▸ **YOUR ASSIGNMENT**: Records follow. Copy every line with "this".

= Beginning of Section =

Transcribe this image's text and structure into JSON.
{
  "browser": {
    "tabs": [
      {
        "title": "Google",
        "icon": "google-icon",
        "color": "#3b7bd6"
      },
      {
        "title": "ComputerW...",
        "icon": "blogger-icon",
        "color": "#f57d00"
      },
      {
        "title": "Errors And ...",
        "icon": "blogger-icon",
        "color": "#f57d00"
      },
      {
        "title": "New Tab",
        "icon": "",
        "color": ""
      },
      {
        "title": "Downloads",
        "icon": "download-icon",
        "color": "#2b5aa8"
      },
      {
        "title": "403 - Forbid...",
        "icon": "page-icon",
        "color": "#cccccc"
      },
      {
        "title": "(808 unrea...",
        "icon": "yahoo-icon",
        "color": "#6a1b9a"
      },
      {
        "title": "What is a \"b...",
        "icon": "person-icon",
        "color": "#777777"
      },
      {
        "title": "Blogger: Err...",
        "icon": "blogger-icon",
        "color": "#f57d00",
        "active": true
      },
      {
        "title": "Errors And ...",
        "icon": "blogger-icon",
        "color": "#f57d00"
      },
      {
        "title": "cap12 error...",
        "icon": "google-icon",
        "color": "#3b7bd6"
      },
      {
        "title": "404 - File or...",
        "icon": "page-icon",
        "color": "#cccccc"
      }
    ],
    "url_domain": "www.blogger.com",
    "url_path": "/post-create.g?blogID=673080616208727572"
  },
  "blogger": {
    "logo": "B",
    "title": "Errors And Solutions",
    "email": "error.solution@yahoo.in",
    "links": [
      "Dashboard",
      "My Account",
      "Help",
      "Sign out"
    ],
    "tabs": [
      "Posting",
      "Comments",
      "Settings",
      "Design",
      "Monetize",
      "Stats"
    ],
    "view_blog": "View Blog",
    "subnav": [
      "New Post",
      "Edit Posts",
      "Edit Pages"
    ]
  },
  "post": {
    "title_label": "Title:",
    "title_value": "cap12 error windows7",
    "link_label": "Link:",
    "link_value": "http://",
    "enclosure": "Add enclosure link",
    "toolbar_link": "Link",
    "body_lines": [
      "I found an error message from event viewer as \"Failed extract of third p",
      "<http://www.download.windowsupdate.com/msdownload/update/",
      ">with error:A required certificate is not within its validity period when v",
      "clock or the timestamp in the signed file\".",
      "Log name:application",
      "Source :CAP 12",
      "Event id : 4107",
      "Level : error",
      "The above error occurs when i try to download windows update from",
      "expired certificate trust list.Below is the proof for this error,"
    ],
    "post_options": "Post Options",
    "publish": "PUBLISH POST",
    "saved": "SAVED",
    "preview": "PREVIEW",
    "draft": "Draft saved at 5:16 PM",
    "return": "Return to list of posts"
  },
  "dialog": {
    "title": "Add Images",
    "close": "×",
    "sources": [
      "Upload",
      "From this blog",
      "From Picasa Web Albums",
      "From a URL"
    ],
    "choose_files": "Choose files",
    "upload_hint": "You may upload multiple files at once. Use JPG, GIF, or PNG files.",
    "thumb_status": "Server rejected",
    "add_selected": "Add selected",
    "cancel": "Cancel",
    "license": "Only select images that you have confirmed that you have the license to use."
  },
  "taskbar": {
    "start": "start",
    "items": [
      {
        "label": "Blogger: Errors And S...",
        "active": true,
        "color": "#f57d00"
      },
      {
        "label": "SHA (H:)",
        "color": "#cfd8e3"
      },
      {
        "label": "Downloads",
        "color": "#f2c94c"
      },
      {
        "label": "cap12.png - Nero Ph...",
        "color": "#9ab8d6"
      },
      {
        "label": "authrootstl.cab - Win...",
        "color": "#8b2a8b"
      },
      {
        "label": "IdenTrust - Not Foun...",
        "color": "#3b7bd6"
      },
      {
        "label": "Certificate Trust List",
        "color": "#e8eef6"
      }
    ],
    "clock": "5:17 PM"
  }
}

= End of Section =

▸ **OUTPUT OF THE EXERCISE**:
Transcribe this image's text and structure into JSON.
      "expired certificate trust list.Below is the proof for this error,"
      "From this blog",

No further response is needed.